Buy products from sustainable companies. One of the major reasons tigers are endangered is because their home is being destroyed. Illegal logging and forest clearing are destroying the habitat that tigers live in, causing them to become displaced without enough food or land to sustain themselves. One way that you can help is by purchasing your goods from companies that only implement sustainable practices. Purchase 100% post-consumer recycled paper. Look for paper and wood products that are approved by the international Forest Stewardship Council (FSC). The goal of the FSC is to improve forest practices (and therefore end deforestation) around the world

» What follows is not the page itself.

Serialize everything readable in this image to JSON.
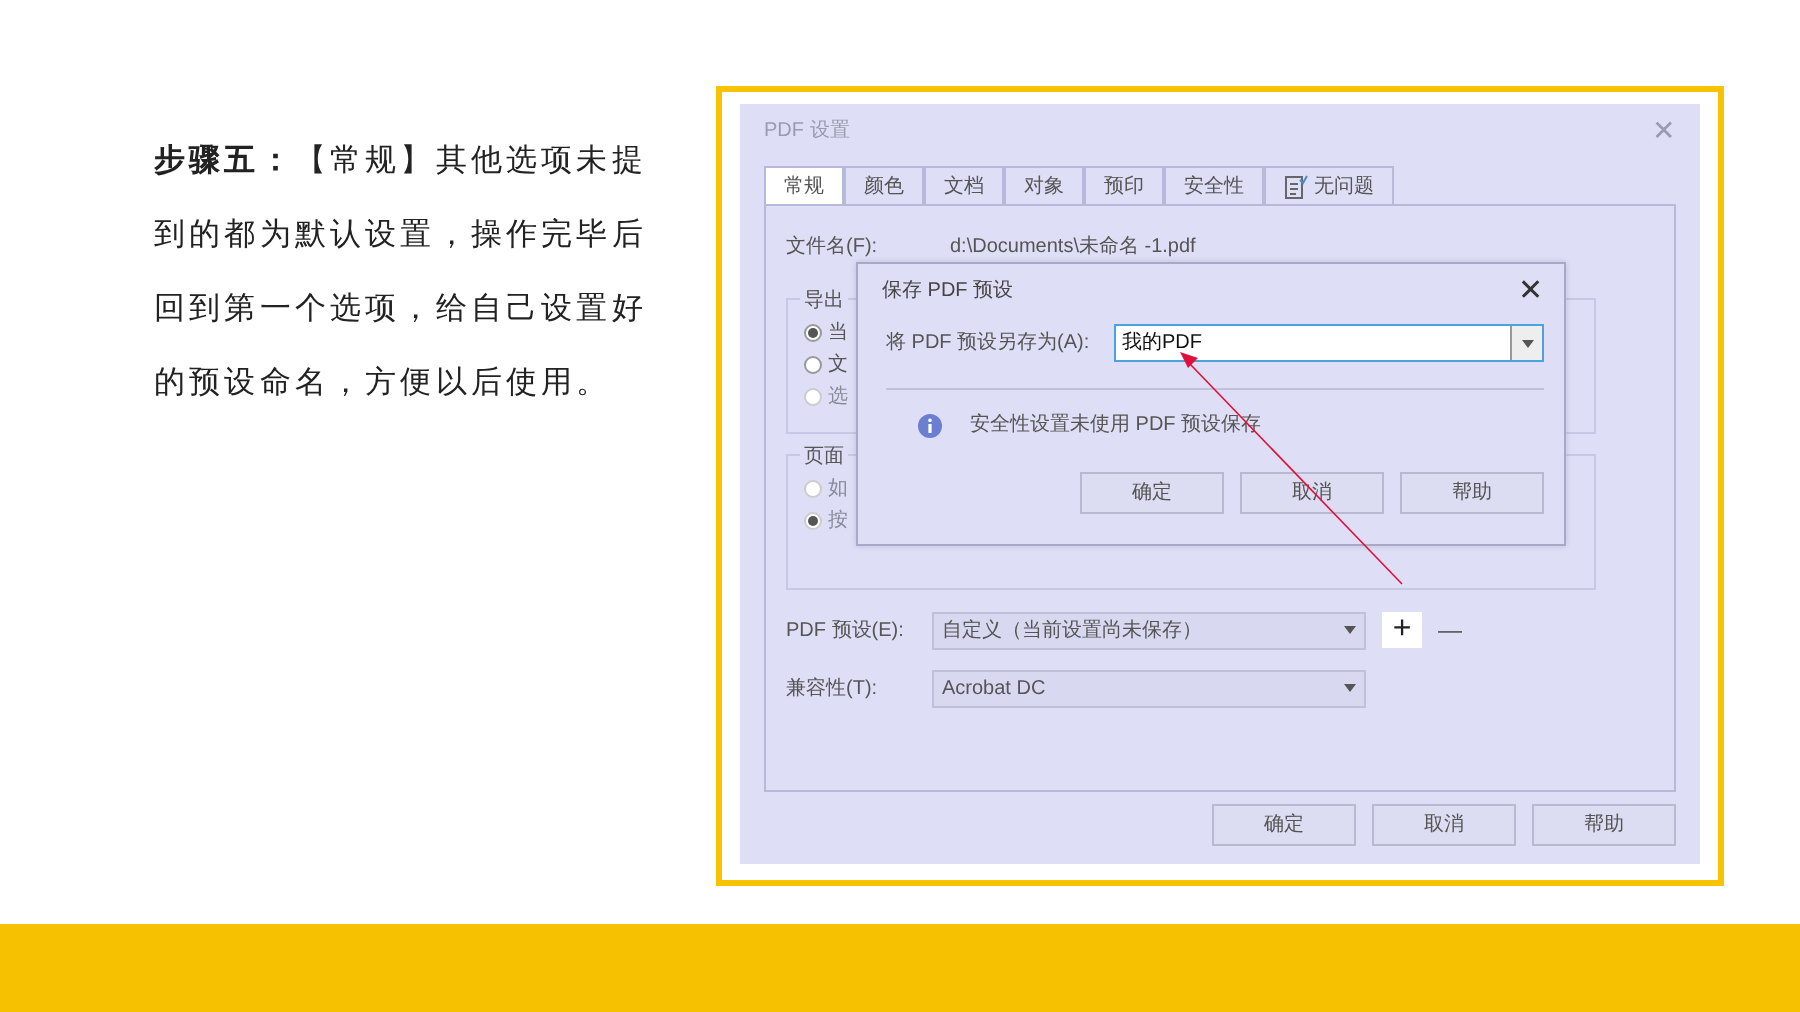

Do not purchase tiger products. Poaching is the number one threat to tigers. Poachers hunt these beautiful creatures illegally–so much so that there are now only an estimated 3,200 tigers left in the wild. Never buy tiger products, either in your own country or while traveling abroad. Do not buy any traditional medicine that is made from tiger parts, such as tiger bone. Traditional Chinese medicine called for the use of tiger bone, and today many chemists still use tiger bone, even though it is illegal and a main part of the reason tigers are endangered.
Save Tigers It is our responsibility
Live and Let Live